» **What this task involves**
Print out each entry without alteration, and keep the pictures out.

BEGIN Excerpted records

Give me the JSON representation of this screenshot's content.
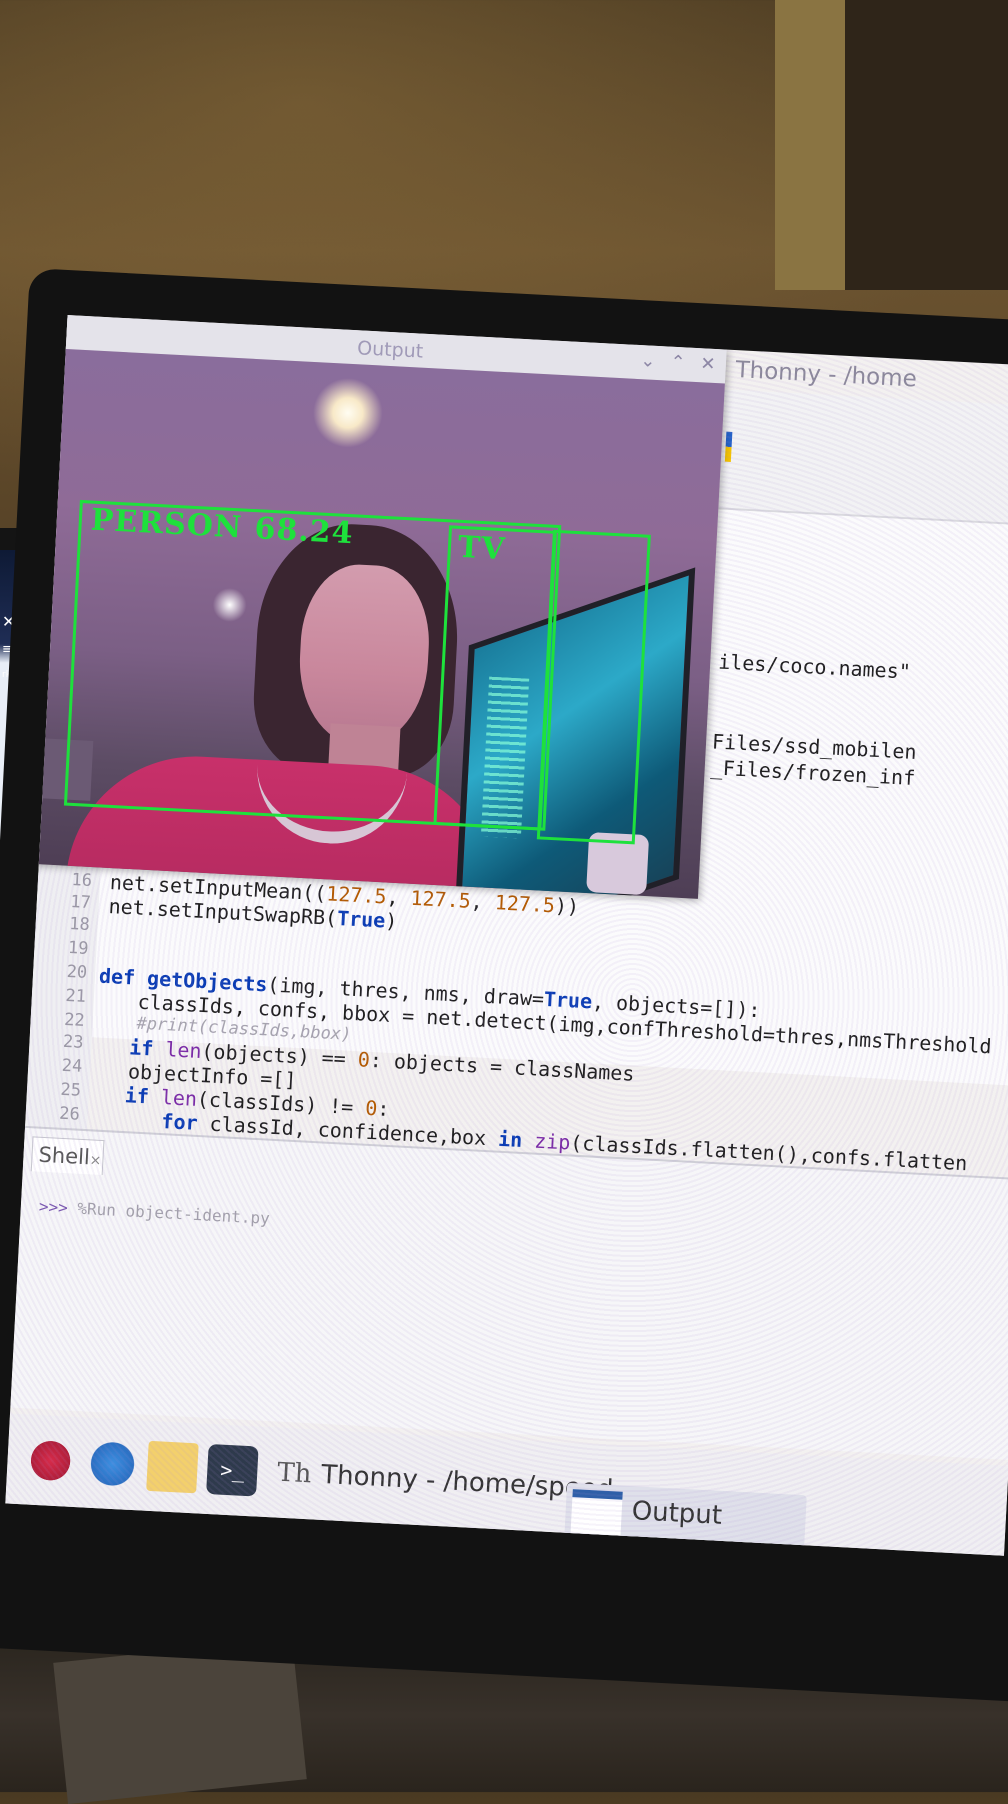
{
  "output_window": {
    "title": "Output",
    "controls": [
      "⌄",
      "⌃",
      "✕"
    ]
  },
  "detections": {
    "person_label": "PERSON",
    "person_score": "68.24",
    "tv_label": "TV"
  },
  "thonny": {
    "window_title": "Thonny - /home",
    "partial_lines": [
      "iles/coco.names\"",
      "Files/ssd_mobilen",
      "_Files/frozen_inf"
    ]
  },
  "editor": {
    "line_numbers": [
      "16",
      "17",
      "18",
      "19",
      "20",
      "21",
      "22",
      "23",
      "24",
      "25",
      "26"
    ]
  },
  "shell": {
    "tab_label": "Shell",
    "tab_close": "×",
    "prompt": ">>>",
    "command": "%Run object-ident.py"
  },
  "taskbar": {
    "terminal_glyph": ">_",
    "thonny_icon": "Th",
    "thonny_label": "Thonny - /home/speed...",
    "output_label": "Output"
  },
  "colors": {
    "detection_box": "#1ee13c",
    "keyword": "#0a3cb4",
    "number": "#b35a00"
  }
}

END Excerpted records

» **Result for this task**
Give me the JSON representation of this screenshot's content.
{
  "output_window": {
    "title": "Output",
    "controls": [
      "⌄",
      "⌃",
      "✕"
    ]
  },
  "detections": {
    "person_label": "PERSON",
    "person_score": "68.24",
    "tv_label": "TV"
  },
  "thonny": {
    "window_title": "Thonny - /home",
    "partial_lines": [
      "iles/coco.names\"",
      "Files/ssd_mobilen",
      "_Files/frozen_inf"
    ]
  },
  "editor": {
    "line_numbers": [
      "16",
      "17",
      "18",
      "19",
      "20",
      "21",
      "22",
      "23",
      "24",
      "25",
      "26"
    ]
  },
  "shell": {
    "tab_label": "Shell",
    "tab_close": "×",
    "prompt": ">>>",
    "command": "%Run object-ident.py"
  },
  "taskbar": {
    "terminal_glyph": ">_",
    "thonny_icon": "Th",
    "thonny_label": "Thonny - /home/speed...",
    "output_label": "Output"
  },
  "colors": {
    "detection_box": "#1ee13c",
    "keyword": "#0a3cb4",
    "number": "#b35a00"
  }
}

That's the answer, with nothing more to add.